• Kyodo


Tokyo Electric Power Co. has detected radioactive cesium in groundwater samples taken from the premises of the crippled Fukushima No. 1 nuclear complex, reversing an earlier announcement that any contamination was negligible.

The announcement came Monday as Tepco was trying to secure the consent of local fishermen for dumping groundwater that has been pumped out of wells at the site into the Pacific, claiming it has confirmed that concentrations of radioactive substances are sufficiently low.

Tepco had said radioactive cesium in the groundwater was at a level that could not be detected by an instrument at the Fukushima No. 1 complex. But the same sample was found to contain 0.22 becquerel of cesium-134 and 0.39 becquerel of cesium-137 per liter when checked at the nearby Fukushima No. 2 plant, where radiation levels are lower.

According to the utility, there was a problem in accounting for background radiation.

The revised amount of cesium-137 is still below the level that Tepco views as the upper limit for releasing groundwater, which is less than 1 becquerel.

Currently, about 400 tons of groundwater seeps into the crippled reactor buildings every day, where it becomes contaminated with radioactive substances. This means the total volume of toxic water is increasing by the same amount daily.
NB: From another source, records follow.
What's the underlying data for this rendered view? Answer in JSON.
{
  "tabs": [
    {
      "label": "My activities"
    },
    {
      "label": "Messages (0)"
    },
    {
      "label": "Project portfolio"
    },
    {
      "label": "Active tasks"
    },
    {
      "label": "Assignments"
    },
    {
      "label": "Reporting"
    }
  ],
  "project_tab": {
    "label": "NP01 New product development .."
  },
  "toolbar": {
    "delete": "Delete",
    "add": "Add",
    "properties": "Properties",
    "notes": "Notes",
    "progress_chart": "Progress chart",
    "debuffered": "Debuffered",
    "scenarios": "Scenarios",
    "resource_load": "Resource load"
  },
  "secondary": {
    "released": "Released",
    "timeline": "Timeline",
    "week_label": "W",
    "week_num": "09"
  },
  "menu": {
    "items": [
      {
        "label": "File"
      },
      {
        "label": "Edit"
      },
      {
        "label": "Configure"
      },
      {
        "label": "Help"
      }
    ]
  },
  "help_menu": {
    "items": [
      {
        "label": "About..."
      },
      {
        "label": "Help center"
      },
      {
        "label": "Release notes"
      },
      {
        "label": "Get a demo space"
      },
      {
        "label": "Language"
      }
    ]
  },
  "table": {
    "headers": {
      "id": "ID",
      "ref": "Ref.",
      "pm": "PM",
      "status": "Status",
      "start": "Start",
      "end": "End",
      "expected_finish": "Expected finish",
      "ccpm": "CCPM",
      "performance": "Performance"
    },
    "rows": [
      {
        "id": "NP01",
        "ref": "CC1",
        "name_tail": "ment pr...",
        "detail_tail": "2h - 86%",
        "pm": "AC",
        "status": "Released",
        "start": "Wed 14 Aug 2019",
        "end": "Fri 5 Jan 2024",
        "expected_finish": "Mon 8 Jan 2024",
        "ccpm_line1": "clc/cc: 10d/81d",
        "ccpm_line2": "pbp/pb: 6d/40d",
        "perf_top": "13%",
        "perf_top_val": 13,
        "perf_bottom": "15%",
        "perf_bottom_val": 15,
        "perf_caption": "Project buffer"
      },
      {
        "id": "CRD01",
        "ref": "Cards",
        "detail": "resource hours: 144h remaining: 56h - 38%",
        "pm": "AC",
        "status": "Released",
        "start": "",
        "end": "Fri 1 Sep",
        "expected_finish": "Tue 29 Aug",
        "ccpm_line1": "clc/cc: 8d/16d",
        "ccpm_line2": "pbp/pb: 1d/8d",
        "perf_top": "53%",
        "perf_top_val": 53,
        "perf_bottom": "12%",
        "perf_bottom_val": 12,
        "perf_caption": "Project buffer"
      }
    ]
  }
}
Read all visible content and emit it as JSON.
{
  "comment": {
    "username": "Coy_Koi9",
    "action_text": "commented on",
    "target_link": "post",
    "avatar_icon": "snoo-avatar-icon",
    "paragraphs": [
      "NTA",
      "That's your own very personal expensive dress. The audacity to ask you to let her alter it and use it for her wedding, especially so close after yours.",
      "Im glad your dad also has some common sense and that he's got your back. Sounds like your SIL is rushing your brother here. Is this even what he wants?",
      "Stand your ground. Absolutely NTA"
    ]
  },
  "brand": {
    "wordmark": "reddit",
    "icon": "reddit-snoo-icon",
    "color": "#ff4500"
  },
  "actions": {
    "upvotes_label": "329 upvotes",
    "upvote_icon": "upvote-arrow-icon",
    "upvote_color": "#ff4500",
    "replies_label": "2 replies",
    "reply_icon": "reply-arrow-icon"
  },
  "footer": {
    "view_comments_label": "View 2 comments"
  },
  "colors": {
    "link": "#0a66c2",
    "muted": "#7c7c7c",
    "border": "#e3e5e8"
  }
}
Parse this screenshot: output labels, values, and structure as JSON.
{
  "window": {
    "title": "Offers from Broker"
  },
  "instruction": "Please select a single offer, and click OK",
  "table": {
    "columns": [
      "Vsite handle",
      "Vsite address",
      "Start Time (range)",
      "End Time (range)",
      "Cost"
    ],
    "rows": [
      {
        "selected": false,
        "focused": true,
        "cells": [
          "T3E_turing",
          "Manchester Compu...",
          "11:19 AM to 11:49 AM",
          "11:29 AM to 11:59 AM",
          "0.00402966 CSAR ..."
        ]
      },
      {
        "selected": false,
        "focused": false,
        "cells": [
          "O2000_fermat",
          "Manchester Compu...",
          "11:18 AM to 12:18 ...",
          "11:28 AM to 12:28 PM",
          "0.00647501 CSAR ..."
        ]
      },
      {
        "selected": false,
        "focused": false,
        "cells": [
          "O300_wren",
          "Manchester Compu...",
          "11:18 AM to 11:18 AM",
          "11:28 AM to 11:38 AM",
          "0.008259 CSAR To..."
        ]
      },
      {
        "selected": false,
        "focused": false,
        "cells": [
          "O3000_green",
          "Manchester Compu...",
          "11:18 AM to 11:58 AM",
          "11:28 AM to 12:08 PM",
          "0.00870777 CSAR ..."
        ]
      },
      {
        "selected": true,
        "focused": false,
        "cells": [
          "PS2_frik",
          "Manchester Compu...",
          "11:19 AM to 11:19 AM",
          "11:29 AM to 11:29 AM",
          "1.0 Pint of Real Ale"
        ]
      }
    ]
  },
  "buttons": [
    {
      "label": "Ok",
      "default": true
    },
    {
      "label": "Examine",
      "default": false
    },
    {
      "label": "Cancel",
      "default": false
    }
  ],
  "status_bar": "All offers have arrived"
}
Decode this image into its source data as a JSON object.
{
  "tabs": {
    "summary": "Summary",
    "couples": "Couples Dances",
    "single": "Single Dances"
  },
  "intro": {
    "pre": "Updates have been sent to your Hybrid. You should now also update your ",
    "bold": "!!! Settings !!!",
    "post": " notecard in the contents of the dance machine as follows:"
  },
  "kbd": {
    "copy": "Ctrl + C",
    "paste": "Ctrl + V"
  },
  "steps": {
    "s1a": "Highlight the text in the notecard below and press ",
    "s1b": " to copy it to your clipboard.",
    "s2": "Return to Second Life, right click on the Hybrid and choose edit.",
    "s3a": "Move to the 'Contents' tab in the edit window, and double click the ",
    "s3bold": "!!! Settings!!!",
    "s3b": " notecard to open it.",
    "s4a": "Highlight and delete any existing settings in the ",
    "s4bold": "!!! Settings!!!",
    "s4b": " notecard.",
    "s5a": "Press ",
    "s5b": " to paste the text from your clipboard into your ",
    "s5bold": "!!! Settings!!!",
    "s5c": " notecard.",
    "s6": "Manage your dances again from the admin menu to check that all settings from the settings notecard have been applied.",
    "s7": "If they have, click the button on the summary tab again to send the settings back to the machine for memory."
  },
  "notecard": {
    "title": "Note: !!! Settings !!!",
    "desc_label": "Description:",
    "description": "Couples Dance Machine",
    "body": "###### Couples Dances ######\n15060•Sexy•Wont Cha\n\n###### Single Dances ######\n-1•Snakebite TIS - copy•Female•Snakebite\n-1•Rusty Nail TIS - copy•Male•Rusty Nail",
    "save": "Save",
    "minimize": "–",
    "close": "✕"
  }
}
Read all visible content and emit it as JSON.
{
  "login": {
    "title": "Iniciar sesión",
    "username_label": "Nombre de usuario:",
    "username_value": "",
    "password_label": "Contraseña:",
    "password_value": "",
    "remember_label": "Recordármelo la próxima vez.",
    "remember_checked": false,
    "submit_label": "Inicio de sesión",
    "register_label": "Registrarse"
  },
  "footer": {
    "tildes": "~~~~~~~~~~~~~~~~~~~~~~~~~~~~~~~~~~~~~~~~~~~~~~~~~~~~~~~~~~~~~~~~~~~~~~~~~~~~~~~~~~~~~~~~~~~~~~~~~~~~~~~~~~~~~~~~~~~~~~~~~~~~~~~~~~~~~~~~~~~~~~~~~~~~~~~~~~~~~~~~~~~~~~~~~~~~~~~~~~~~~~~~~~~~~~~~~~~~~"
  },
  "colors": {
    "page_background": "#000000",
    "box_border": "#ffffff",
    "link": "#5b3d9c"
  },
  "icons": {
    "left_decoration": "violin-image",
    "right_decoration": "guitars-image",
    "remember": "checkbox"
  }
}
To slow the rate of accumulation, Tepco has created a system to direct part of the groundwater into the ocean by pumping it out before it flows into the reactor buildings. The groundwater is stored in tanks before it is discharged.

But the utility has not been able to fully operate the system amid concern from fishermen that dumping groundwater will contaminate the marine environment.

The latest revelation could undermine the credibility of related data presented by Tepco, possibly making it hard for the utility to get the nod to discharge the groundwater and standing in the way of the overall plan to address the massive amounts of radioactive water at the plant.

In a time of both misinformation and too much information, quality journalism is more crucial than ever.
By subscribing, you can help us get the story right.